Trips to the new National Gallery of Victoria with his father started Richard’s interest in art, and his father’s photographs of the lost time of early childhood drew him to photography. Plus X black and white was the first roll of film he exposed when he was 12. Tri-X was the staple once he had his own camera.
He has kept with black and white over the years, mixed with colour negative and slide film for family and holidays, and eventually digital.
Since his late 40s he has pursued photography more seriously, and he has carried a camera to work every day and takes it on his walk at lunchtime. Strong forms or other delights hidden in the everyday, and the revelations of unique light are what he pursues mainly. Just being out with a camera, considering the light and being alert to what might be seen is often satisfaction enough. His most recently acquired camera, in regular use, is 83 years old.

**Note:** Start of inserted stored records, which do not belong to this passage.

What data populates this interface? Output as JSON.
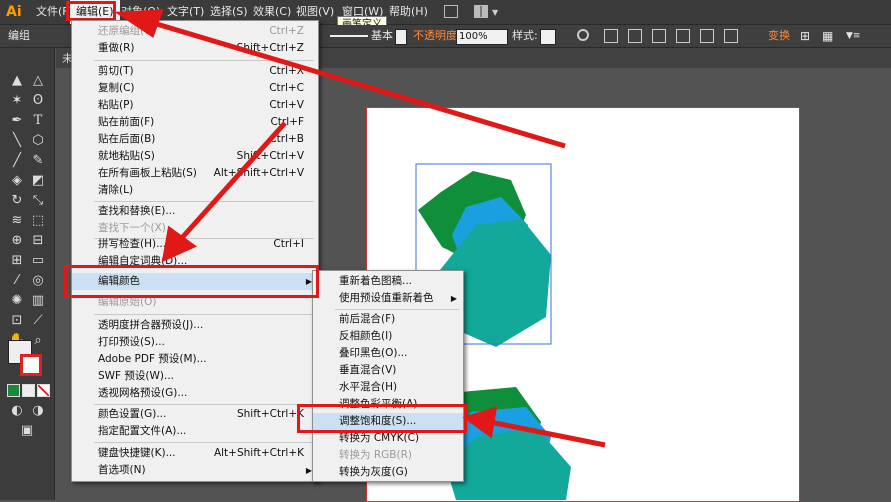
{
  "app": {
    "logo": "Ai"
  },
  "menubar": {
    "items": [
      "文件(F)",
      "编辑(E)",
      "对象(O)",
      "文字(T)",
      "选择(S)",
      "效果(C)",
      "视图(V)",
      "窗口(W)",
      "帮助(H)"
    ],
    "tooltip": "画笔定义"
  },
  "control_bar": {
    "mode_label": "编组",
    "stroke_label": "基本",
    "opacity_label": "不透明度",
    "opacity_value": "100%",
    "style_label": "样式:",
    "transform_label": "变换"
  },
  "document_tab": {
    "label": "未"
  },
  "edit_menu": {
    "items": [
      {
        "label": "还原编组(U)",
        "shortcut": "Ctrl+Z"
      },
      {
        "label": "重做(R)",
        "shortcut": "Shift+Ctrl+Z"
      },
      {
        "label": "剪切(T)",
        "shortcut": "Ctrl+X"
      },
      {
        "label": "复制(C)",
        "shortcut": "Ctrl+C"
      },
      {
        "label": "粘贴(P)",
        "shortcut": "Ctrl+V"
      },
      {
        "label": "贴在前面(F)",
        "shortcut": "Ctrl+F"
      },
      {
        "label": "贴在后面(B)",
        "shortcut": "Ctrl+B"
      },
      {
        "label": "就地粘贴(S)",
        "shortcut": "Shift+Ctrl+V"
      },
      {
        "label": "在所有画板上粘贴(S)",
        "shortcut": "Alt+Shift+Ctrl+V"
      },
      {
        "label": "清除(L)",
        "shortcut": ""
      },
      {
        "label": "查找和替换(E)...",
        "shortcut": ""
      },
      {
        "label": "查找下一个(X)",
        "shortcut": ""
      },
      {
        "label": "拼写检查(H)...",
        "shortcut": "Ctrl+I"
      },
      {
        "label": "编辑自定词典(D)...",
        "shortcut": ""
      },
      {
        "label": "编辑颜色",
        "shortcut": ""
      },
      {
        "label": "编辑原始(O)",
        "shortcut": ""
      },
      {
        "label": "透明度拼合器预设(J)...",
        "shortcut": ""
      },
      {
        "label": "打印预设(S)...",
        "shortcut": ""
      },
      {
        "label": "Adobe PDF 预设(M)...",
        "shortcut": ""
      },
      {
        "label": "SWF 预设(W)...",
        "shortcut": ""
      },
      {
        "label": "透视网格预设(G)...",
        "shortcut": ""
      },
      {
        "label": "颜色设置(G)...",
        "shortcut": "Shift+Ctrl+K"
      },
      {
        "label": "指定配置文件(A)...",
        "shortcut": ""
      },
      {
        "label": "键盘快捷键(K)...",
        "shortcut": "Alt+Shift+Ctrl+K"
      },
      {
        "label": "首选项(N)",
        "shortcut": ""
      }
    ]
  },
  "edit_colors_submenu": {
    "items": [
      {
        "label": "重新着色图稿..."
      },
      {
        "label": "使用预设值重新着色"
      },
      {
        "label": "前后混合(F)"
      },
      {
        "label": "反相颜色(I)"
      },
      {
        "label": "叠印黑色(O)..."
      },
      {
        "label": "垂直混合(V)"
      },
      {
        "label": "水平混合(H)"
      },
      {
        "label": "调整色彩平衡(A)..."
      },
      {
        "label": "调整饱和度(S)..."
      },
      {
        "label": "转换为 CMYK(C)"
      },
      {
        "label": "转换为 RGB(R)"
      },
      {
        "label": "转换为灰度(G)"
      }
    ]
  },
  "colors": {
    "menu_bg": "#f0f0f0",
    "highlight": "#cce0f4",
    "annotation_red": "#e01818",
    "shape_green": "#0f8f3a",
    "shape_blue": "#1a9fe0",
    "shape_teal": "#12a89a"
  },
  "icons": [
    "selection-tool-icon",
    "direct-selection-icon",
    "magic-wand-icon",
    "lasso-icon",
    "pen-tool-icon",
    "type-tool-icon",
    "line-tool-icon",
    "rectangle-tool-icon",
    "paintbrush-icon",
    "pencil-icon",
    "rotate-icon",
    "scale-icon",
    "hand-icon",
    "zoom-icon",
    "fill-stroke-icon"
  ]
}
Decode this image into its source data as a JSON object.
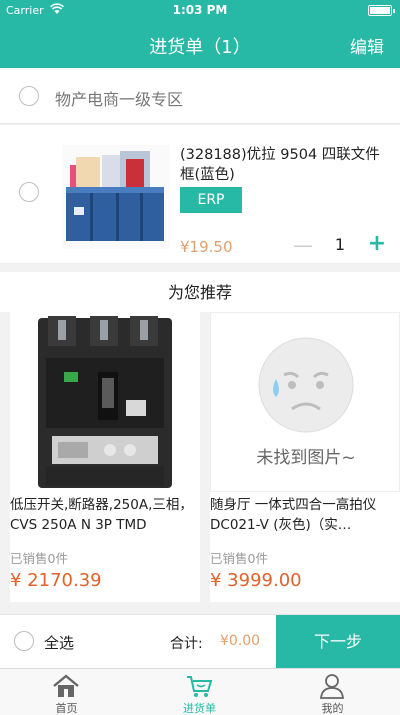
{
  "status_bar": {
    "carrier": "Carrier",
    "time": "1:03 PM"
  },
  "nav": {
    "title": "进货单（1）",
    "edit_label": "编辑"
  },
  "section": {
    "label": "物产电商一级专区"
  },
  "cart_item": {
    "name": "(328188)优拉 9504 四联文件框(蓝色)",
    "tag": "ERP",
    "price": "¥19.50",
    "quantity": "1",
    "minus_label": "—",
    "plus_label": "+"
  },
  "recommend": {
    "title": "为您推荐",
    "items": [
      {
        "name": "低压开关,断路器,250A,三相，CVS 250A N 3P TMD",
        "sold": "已销售0件",
        "price": "¥ 2170.39"
      },
      {
        "name": "随身厅 一体式四合一高拍仪 DC021-V (灰色)（实…",
        "sold": "已销售0件",
        "price": "¥ 3999.00",
        "placeholder_text": "未找到图片~"
      }
    ]
  },
  "bottom_bar": {
    "select_all": "全选",
    "total_label": "合计:",
    "total_value": "¥0.00",
    "next_label": "下一步"
  },
  "tabs": [
    {
      "label": "首页",
      "icon": "home-icon"
    },
    {
      "label": "进货单",
      "icon": "cart-icon"
    },
    {
      "label": "我的",
      "icon": "user-icon"
    }
  ],
  "colors": {
    "accent": "#28b9a6",
    "price": "#e2a06d",
    "rec_price": "#e2622b"
  }
}
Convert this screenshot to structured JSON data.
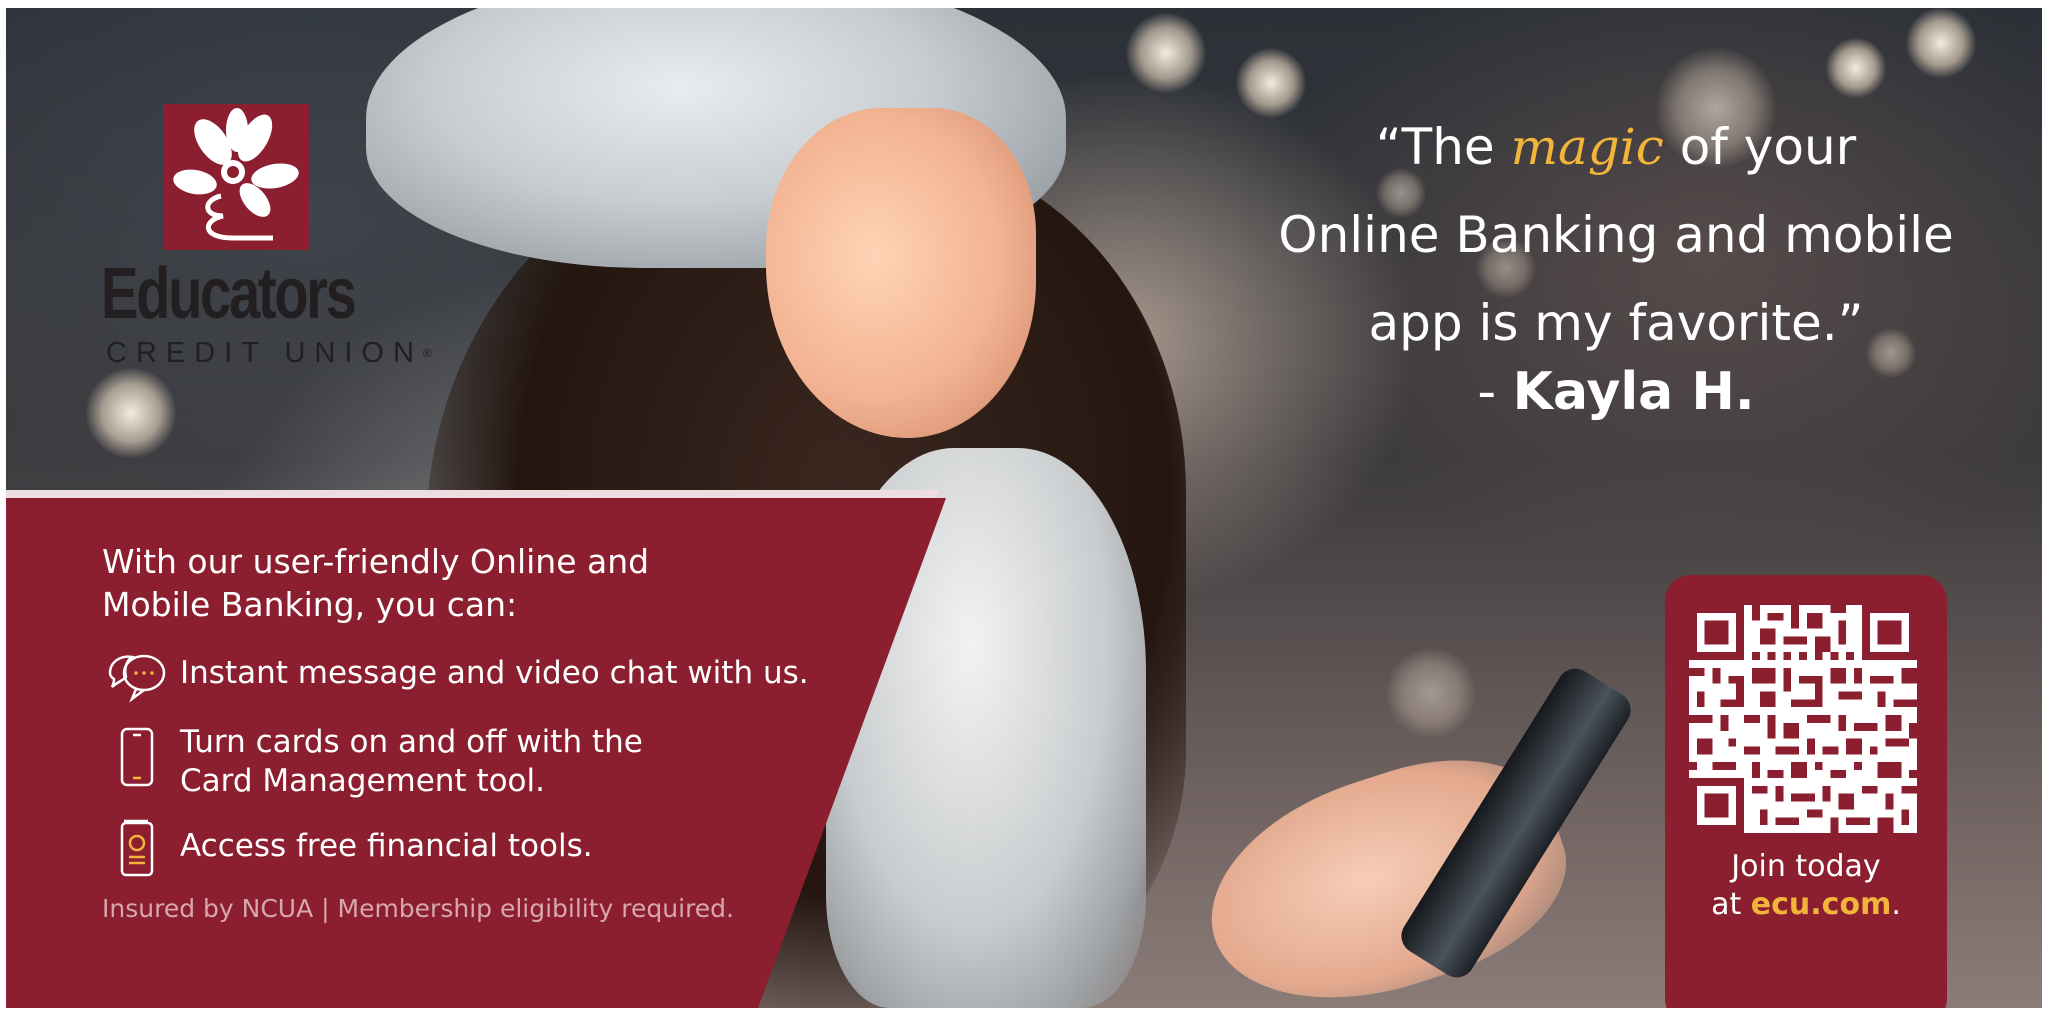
{
  "brand": {
    "name": "Educators",
    "subtitle": "CREDIT UNION",
    "registered_mark": "®",
    "color": "#8b1e2f"
  },
  "quote": {
    "open_mark": "“The",
    "highlight": "magic",
    "line1_rest": "of your",
    "line2": "Online Banking and mobile",
    "line3": "app is my favorite.”",
    "author_prefix": "-",
    "author": "Kayla H.",
    "highlight_color": "#f2b53a"
  },
  "panel": {
    "intro_line1": "With our user-friendly Online and",
    "intro_line2": "Mobile Banking, you can:",
    "features": [
      {
        "icon": "chat-bubbles-icon",
        "line1": "Instant message and video chat with us.",
        "line2": ""
      },
      {
        "icon": "smartphone-icon",
        "line1": "Turn cards on and off with the",
        "line2": "Card Management tool."
      },
      {
        "icon": "financial-tools-icon",
        "line1": "Access free financial tools.",
        "line2": ""
      }
    ],
    "disclaimer": "Insured by NCUA | Membership eligibility required."
  },
  "cta": {
    "qr_icon": "qr-code-icon",
    "join_line1": "Join today",
    "join_prefix": "at",
    "url": "ecu.com",
    "join_suffix": "."
  }
}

The magical, bright days of autumn are one of the strange secrets that even Melburnians seem to be surprised by each year. The large public gardens are remarkable for their unpeopled quiet, even now in the 21st century. The spirit of an optimistic, booming Marvellous Melbourne of the late nineteenth century survives in her architecture, with its half-forgotten theories about streetscapes enhanced by the play of light and shadow.